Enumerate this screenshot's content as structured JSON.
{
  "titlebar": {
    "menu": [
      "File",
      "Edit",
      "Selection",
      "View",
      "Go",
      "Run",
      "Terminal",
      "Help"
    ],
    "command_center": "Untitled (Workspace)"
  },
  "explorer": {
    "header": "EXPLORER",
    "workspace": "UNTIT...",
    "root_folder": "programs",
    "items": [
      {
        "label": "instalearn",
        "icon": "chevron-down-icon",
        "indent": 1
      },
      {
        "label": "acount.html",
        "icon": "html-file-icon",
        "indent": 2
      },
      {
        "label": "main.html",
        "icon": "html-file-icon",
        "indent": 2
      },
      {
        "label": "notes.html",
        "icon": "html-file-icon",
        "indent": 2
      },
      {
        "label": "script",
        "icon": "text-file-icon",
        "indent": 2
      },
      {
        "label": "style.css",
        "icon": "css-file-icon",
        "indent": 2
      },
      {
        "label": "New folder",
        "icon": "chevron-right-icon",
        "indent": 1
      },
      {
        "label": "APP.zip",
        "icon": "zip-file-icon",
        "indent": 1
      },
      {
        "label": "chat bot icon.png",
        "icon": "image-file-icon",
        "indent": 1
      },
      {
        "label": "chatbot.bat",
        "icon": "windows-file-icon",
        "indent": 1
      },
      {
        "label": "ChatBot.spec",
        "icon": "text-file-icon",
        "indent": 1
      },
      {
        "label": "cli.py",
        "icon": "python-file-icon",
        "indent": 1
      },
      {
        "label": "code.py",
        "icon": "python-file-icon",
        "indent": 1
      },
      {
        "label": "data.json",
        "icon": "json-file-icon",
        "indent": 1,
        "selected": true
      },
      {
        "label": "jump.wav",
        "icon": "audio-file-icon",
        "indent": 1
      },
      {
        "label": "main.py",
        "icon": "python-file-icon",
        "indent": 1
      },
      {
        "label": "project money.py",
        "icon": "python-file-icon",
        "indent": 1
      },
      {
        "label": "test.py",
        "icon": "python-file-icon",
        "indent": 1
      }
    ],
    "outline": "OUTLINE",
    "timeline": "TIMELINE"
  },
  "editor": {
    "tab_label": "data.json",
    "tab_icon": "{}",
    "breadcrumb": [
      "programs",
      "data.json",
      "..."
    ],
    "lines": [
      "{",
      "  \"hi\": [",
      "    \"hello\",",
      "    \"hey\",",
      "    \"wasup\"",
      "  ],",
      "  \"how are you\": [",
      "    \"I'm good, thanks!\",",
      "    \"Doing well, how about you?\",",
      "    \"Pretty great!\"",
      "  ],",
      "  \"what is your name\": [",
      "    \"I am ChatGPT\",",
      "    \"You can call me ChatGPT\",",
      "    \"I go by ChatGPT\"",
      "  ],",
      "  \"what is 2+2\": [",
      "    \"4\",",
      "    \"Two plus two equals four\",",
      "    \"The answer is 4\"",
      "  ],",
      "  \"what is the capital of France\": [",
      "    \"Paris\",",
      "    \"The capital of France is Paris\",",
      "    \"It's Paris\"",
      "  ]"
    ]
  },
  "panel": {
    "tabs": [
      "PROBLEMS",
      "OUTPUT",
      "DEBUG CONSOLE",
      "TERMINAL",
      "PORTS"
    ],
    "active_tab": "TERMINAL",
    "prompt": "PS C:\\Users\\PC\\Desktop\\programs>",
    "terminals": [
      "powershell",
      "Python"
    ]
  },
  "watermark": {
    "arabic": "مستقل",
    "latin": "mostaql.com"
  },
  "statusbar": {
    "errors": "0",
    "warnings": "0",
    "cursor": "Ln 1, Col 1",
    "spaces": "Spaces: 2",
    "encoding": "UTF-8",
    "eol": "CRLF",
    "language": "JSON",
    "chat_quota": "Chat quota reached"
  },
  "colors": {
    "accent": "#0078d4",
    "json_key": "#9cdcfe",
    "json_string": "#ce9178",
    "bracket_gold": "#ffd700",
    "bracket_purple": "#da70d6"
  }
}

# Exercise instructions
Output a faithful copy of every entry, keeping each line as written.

# Solution to the problem
Enumerate this screenshot's content as structured JSON.
{
  "titlebar": {
    "menu": [
      "File",
      "Edit",
      "Selection",
      "View",
      "Go",
      "Run",
      "Terminal",
      "Help"
    ],
    "command_center": "Untitled (Workspace)"
  },
  "explorer": {
    "header": "EXPLORER",
    "workspace": "UNTIT...",
    "root_folder": "programs",
    "items": [
      {
        "label": "instalearn",
        "icon": "chevron-down-icon",
        "indent": 1
      },
      {
        "label": "acount.html",
        "icon": "html-file-icon",
        "indent": 2
      },
      {
        "label": "main.html",
        "icon": "html-file-icon",
        "indent": 2
      },
      {
        "label": "notes.html",
        "icon": "html-file-icon",
        "indent": 2
      },
      {
        "label": "script",
        "icon": "text-file-icon",
        "indent": 2
      },
      {
        "label": "style.css",
        "icon": "css-file-icon",
        "indent": 2
      },
      {
        "label": "New folder",
        "icon": "chevron-right-icon",
        "indent": 1
      },
      {
        "label": "APP.zip",
        "icon": "zip-file-icon",
        "indent": 1
      },
      {
        "label": "chat bot icon.png",
        "icon": "image-file-icon",
        "indent": 1
      },
      {
        "label": "chatbot.bat",
        "icon": "windows-file-icon",
        "indent": 1
      },
      {
        "label": "ChatBot.spec",
        "icon": "text-file-icon",
        "indent": 1
      },
      {
        "label": "cli.py",
        "icon": "python-file-icon",
        "indent": 1
      },
      {
        "label": "code.py",
        "icon": "python-file-icon",
        "indent": 1
      },
      {
        "label": "data.json",
        "icon": "json-file-icon",
        "indent": 1,
        "selected": true
      },
      {
        "label": "jump.wav",
        "icon": "audio-file-icon",
        "indent": 1
      },
      {
        "label": "main.py",
        "icon": "python-file-icon",
        "indent": 1
      },
      {
        "label": "project money.py",
        "icon": "python-file-icon",
        "indent": 1
      },
      {
        "label": "test.py",
        "icon": "python-file-icon",
        "indent": 1
      }
    ],
    "outline": "OUTLINE",
    "timeline": "TIMELINE"
  },
  "editor": {
    "tab_label": "data.json",
    "tab_icon": "{}",
    "breadcrumb": [
      "programs",
      "data.json",
      "..."
    ],
    "lines": [
      "{",
      "  \"hi\": [",
      "    \"hello\",",
      "    \"hey\",",
      "    \"wasup\"",
      "  ],",
      "  \"how are you\": [",
      "    \"I'm good, thanks!\",",
      "    \"Doing well, how about you?\",",
      "    \"Pretty great!\"",
      "  ],",
      "  \"what is your name\": [",
      "    \"I am ChatGPT\",",
      "    \"You can call me ChatGPT\",",
      "    \"I go by ChatGPT\"",
      "  ],",
      "  \"what is 2+2\": [",
      "    \"4\",",
      "    \"Two plus two equals four\",",
      "    \"The answer is 4\"",
      "  ],",
      "  \"what is the capital of France\": [",
      "    \"Paris\",",
      "    \"The capital of France is Paris\",",
      "    \"It's Paris\"",
      "  ]"
    ]
  },
  "panel": {
    "tabs": [
      "PROBLEMS",
      "OUTPUT",
      "DEBUG CONSOLE",
      "TERMINAL",
      "PORTS"
    ],
    "active_tab": "TERMINAL",
    "prompt": "PS C:\\Users\\PC\\Desktop\\programs>",
    "terminals": [
      "powershell",
      "Python"
    ]
  },
  "watermark": {
    "arabic": "مستقل",
    "latin": "mostaql.com"
  },
  "statusbar": {
    "errors": "0",
    "warnings": "0",
    "cursor": "Ln 1, Col 1",
    "spaces": "Spaces: 2",
    "encoding": "UTF-8",
    "eol": "CRLF",
    "language": "JSON",
    "chat_quota": "Chat quota reached"
  },
  "colors": {
    "accent": "#0078d4",
    "json_key": "#9cdcfe",
    "json_string": "#ce9178",
    "bracket_gold": "#ffd700",
    "bracket_purple": "#da70d6"
  }
}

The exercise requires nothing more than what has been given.